But whether they are capable, through negligence, of forsaking again the first beginnings of their life in Christ, of again returning to this present evil world, of turning away from the holy doctrine which was delivered them, of losing a good conscience, of becoming devoid of grace, that must be more particularly determined out of the Holy Scriptures before we ourselves can teach it with the full persuasion of our minds. (emphasis added)

By 1618, however, after being demanded by the Calvinists of the State for a final answer on the matter, in The Opinions of the Remonstrants, they emphatically state:

3. True believers can fall from true faith and can fall into such sins as cannot be consistent with true and justifying faith; not only is it possible for this to happen, but it even happens frequently.

4. True believers are able to fall through their own fault into shameful and atrocious deeds, to persevere and to die in them; and therefore finally to fall and to perish.

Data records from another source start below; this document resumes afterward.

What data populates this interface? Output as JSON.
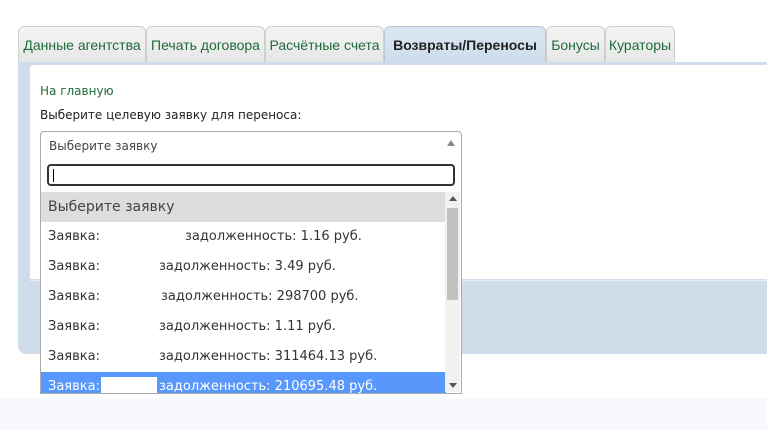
{
  "tabs": [
    {
      "label": "Данные агентства",
      "active": false
    },
    {
      "label": "Печать договора",
      "active": false
    },
    {
      "label": "Расчётные счета",
      "active": false
    },
    {
      "label": "Возвраты/Переносы",
      "active": true
    },
    {
      "label": "Бонусы",
      "active": false
    },
    {
      "label": "Кураторы",
      "active": false
    }
  ],
  "home_link": "На главную",
  "select_label": "Выберите целевую заявку для переноса:",
  "select": {
    "value": "Выберите заявку",
    "search_value": ""
  },
  "options": [
    {
      "text": "Выберите заявку",
      "state": "placeholder"
    },
    {
      "prefix": "Заявка:",
      "debt": "задолженность: 1.16 руб.",
      "state": "normal"
    },
    {
      "prefix": "Заявка:",
      "debt": "задолженность: 3.49 руб.",
      "state": "normal"
    },
    {
      "prefix": "Заявка:",
      "debt": "задолженность: 298700 руб.",
      "state": "normal"
    },
    {
      "prefix": "Заявка:",
      "debt": "задолженность: 1.11 руб.",
      "state": "normal"
    },
    {
      "prefix": "Заявка:",
      "debt": "задолженность: 311464.13 руб.",
      "state": "normal"
    },
    {
      "prefix": "Заявка:",
      "debt": "задолженность: 210695.48 руб.",
      "state": "highlighted"
    }
  ]
}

This they also perpetuate in their Arminian Confession of 1621, and Arminian theology would hereafter insist that forfeiture of salvation is possible for a true believer who eventually rejects the faith. They do, however, maintain that a believer can be sure of his or her future salvation by daily prayer and other holy exercises. Since we are justified by faith (Rom. 5:1), then present faith, by the gracious sanctifying work of God enabling us to fearfully work out our salvation (Phil. 2:12, 13), grants us assurance of salvation. Should one reject his or her initial faith, then that person cannot and will not be justified, and cannot have assurance of future salvation.
Whether one can hold to the doctrine of eternal security and yet adhere to conditional election, unlimited atonement, and resistible grace and still be called an Arminian is often debated by those within the Arminian camp. While the issue of perseverance does not make or break Arminian theology, strictly, I think that, historically, an Arminian is one who believes that forfeiture of salvation is a possibility, and that such actually does happen, as we are warned against such throughout the tenor of the Hebrew and Christian scriptures.
Should a self-professed Arminian hold to necessary perseverance, as do Calvinists, I would merely suggest that such an Arminian is inconsistent; much in the same way I would suggest that a Calvinist who rejects the concept of Limited Atonement is an inconsistent Calvinist.  Both systems of thought work well when all points are held consistently. However, there are four-point Calvinists (or Amyraldians, those who reject Limited Atonement), just as there are four-point Arminians (the latter holding to eternal security). There are also those who shun all such labels. What is most important is understanding who saves whom.
1 Jacob Arminius, “Apology against Thirty-One Defamatory Articles,” in The Works of Arminius, the London edition, three volumes, trans. James and William Nichols (Grand Rapids: Baker Book House, 1996), 1:741. See also Carl Bangs, Arminius: A Study in the Dutch Reformation (Eugene: Wipf and Stock Publishers, 1985), 312-13.
2 Ibid., 2:725.
3 Ibid.
4 Ibid.
5 Ibid., 2:726.
6 Ibid.
7 John Wesley writes: “Here is not a supposition, but a plain relation of fact. The apostle here describes the case of those who have cast away both the power and the form of godliness; who have lost both their faith, hope, and love. . . . Of these willful total apostates he declares, it is impossible to renew them again to repentance (though they were renewed once), either to the foundation, or anything built thereon. …” (link)
8 Keith D. Stanglin and Thomas H. McCall, Jacob Arminius: Theologian of Grace (New York: Oxford University Press, 2012), 173.
9 F. Stuart Clarke, The Ground of Election: Jacobus Arminius’ Doctrine of the Work and Person of Christ (Waynesboro: Paternoster, 2006), 102.
10 Works, 2:142.
11 Jacob Arminius, Declaration of Sentiments, in W. Stephen Gunter,Arminius and His Declaration of Sentiments: An Annotated Translation with Introduction and Theological Commentary (Waco: Baylor University Press, 2012), 141-42.